Hick, Hargreaves and Company Limited

Originally formed by Benjamin Hick in partnership with his sons, John and Benjamin, and called, for some time, Benjamin Hick and Sons. The elder Benjamin Hick died in 1842, at which point John entered partnership with William Hargreaves (the younger Benjamin had left earlier). John Hick retired in 1868 but the company retained its name under new directorship and gained limited liability under the name Hick, Hargreaves and Company in 1889.

In 1968 the company was acquired by Electrical and Industrial Securities Ltd (EIS) and continued to trade as general engineers and in particular the manufacture of condensing plant, feed heating system, rotary compressors and vacuum pumps, condensers and high vacuum plants for industrial purposes during the 1970s. The increased exploration for oil in the North Sea and the modernising of power station equipment saw the company’s fortunes improve due to the demand for high vacuum pumps. The company invested in new machine tools and as a result gained important orders from Japan along with important contracts for water flood equipment for the North Sea Oil Fields and for central vacuum plant for nuclear power stations.
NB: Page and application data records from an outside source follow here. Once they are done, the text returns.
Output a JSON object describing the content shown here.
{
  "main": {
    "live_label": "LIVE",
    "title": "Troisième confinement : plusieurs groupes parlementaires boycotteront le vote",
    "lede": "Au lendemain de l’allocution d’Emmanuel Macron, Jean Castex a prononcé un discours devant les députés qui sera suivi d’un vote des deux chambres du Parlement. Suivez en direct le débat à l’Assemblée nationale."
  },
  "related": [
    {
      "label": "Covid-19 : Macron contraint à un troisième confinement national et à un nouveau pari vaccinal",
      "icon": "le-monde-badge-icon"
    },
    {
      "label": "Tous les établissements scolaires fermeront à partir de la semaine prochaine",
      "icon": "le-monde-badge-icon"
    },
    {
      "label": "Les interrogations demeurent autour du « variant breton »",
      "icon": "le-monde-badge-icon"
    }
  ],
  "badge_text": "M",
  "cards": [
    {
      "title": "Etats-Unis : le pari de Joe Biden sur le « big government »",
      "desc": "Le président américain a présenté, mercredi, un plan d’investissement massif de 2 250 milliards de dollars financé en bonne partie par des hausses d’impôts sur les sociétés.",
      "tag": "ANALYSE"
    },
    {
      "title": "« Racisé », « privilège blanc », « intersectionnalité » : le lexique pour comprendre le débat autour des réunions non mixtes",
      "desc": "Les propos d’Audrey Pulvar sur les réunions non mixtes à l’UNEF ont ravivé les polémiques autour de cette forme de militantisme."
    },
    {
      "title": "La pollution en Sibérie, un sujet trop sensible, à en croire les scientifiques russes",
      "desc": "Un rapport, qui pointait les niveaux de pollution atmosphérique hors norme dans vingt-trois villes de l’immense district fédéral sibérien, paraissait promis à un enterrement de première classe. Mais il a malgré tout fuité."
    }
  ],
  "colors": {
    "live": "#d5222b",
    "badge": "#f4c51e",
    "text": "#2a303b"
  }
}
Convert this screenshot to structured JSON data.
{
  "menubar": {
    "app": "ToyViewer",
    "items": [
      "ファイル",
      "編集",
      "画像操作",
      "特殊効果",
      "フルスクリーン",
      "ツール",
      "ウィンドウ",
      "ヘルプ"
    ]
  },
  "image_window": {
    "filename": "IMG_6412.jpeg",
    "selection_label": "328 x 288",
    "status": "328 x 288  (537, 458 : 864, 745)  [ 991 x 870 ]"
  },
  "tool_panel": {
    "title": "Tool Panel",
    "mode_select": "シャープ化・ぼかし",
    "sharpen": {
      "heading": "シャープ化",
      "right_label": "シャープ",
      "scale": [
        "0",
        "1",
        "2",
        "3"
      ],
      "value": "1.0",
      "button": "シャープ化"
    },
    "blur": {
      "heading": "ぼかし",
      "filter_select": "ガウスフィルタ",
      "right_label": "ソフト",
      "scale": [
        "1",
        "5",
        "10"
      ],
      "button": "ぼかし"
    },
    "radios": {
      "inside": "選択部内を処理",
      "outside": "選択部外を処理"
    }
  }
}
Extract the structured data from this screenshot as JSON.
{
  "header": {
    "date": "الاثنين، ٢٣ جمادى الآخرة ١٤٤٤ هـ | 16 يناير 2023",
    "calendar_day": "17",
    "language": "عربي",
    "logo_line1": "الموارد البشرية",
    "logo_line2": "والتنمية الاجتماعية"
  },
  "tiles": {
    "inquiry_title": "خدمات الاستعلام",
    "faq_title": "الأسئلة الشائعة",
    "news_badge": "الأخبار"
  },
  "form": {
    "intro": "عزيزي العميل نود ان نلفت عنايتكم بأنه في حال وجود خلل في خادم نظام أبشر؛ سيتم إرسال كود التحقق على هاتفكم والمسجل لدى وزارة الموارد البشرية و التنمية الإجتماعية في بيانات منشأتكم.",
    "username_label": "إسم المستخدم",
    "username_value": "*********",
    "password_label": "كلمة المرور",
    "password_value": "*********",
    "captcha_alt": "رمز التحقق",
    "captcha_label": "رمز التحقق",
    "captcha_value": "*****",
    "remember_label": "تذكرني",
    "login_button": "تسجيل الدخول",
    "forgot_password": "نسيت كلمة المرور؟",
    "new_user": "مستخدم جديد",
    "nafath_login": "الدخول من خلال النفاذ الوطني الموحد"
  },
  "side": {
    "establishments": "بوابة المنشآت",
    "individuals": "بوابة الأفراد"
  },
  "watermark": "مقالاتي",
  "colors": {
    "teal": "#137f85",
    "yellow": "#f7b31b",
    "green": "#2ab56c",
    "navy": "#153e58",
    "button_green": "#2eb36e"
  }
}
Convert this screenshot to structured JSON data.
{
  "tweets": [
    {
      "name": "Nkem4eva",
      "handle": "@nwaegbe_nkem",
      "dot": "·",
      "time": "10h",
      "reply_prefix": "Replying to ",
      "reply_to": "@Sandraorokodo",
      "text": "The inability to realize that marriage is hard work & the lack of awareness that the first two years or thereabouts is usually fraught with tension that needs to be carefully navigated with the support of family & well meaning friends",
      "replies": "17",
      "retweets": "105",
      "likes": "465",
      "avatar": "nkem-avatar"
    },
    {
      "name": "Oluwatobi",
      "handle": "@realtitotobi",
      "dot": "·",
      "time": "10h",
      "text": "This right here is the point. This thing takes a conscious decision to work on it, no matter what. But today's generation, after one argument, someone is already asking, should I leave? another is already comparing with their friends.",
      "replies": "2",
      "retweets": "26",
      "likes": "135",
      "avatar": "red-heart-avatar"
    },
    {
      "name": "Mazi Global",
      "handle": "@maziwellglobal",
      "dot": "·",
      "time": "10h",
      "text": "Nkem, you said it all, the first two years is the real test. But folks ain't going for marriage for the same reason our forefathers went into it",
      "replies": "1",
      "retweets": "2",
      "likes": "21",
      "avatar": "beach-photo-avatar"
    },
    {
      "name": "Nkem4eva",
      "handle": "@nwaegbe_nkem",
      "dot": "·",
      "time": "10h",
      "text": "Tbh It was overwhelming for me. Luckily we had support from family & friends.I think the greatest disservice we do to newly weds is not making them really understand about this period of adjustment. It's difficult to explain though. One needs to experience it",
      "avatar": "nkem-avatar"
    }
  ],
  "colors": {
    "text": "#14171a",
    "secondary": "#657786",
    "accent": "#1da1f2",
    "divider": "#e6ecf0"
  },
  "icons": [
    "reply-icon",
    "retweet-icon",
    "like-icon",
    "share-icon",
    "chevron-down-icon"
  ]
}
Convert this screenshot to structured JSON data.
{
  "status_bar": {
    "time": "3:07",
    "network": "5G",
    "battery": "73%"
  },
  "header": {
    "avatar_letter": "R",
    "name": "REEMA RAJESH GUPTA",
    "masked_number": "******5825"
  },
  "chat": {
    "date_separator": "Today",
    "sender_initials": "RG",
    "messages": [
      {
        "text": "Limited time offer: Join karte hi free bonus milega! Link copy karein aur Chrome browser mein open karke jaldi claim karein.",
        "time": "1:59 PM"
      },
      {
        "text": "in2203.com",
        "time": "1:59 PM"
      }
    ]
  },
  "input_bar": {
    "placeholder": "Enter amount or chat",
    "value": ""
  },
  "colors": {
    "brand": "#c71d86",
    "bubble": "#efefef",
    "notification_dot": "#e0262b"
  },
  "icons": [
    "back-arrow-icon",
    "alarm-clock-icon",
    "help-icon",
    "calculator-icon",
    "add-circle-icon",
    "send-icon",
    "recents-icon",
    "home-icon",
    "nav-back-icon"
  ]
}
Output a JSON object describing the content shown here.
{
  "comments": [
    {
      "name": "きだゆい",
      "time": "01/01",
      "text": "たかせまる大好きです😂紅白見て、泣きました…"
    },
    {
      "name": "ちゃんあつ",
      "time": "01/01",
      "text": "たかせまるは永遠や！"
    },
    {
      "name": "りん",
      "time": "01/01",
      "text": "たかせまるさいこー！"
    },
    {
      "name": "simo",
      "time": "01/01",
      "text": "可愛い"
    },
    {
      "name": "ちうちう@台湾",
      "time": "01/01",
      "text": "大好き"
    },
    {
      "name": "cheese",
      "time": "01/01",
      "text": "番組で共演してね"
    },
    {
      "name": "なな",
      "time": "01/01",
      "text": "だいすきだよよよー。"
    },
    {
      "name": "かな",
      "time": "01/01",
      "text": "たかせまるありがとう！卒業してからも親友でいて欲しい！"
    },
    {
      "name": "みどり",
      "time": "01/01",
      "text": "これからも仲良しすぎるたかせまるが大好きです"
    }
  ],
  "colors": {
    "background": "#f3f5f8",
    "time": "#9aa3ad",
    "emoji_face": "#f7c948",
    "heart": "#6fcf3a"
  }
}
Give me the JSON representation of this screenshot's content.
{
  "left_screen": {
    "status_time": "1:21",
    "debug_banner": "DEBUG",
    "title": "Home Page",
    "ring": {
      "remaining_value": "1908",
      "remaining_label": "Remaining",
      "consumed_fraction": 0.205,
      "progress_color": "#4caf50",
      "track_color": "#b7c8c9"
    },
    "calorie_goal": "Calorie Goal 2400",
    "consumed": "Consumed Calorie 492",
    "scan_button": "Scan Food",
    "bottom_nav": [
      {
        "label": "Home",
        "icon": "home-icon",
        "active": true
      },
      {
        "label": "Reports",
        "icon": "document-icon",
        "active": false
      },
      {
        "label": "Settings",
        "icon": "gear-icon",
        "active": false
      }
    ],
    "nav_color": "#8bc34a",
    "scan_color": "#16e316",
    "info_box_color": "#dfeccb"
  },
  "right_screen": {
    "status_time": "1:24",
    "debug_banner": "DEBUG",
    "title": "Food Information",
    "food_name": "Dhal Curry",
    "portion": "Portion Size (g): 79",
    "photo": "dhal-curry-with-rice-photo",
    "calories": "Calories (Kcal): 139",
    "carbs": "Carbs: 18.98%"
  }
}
The difficult trading conditions in the 1990s brought about the decision to close the Soho Works and restructure the UK business after a significant financial loss in 1999. A cash offer from BOC Netherlands Holding Limited was accepted in 2001 against the background of continuing losses for the company. In 2002, after the company had been sold to BOC Limited the directors took the view that an orderly run down of the affairs of the company was in order. Since 2003 the company has not traded and has acted as a name protection for Hick Hargreaves.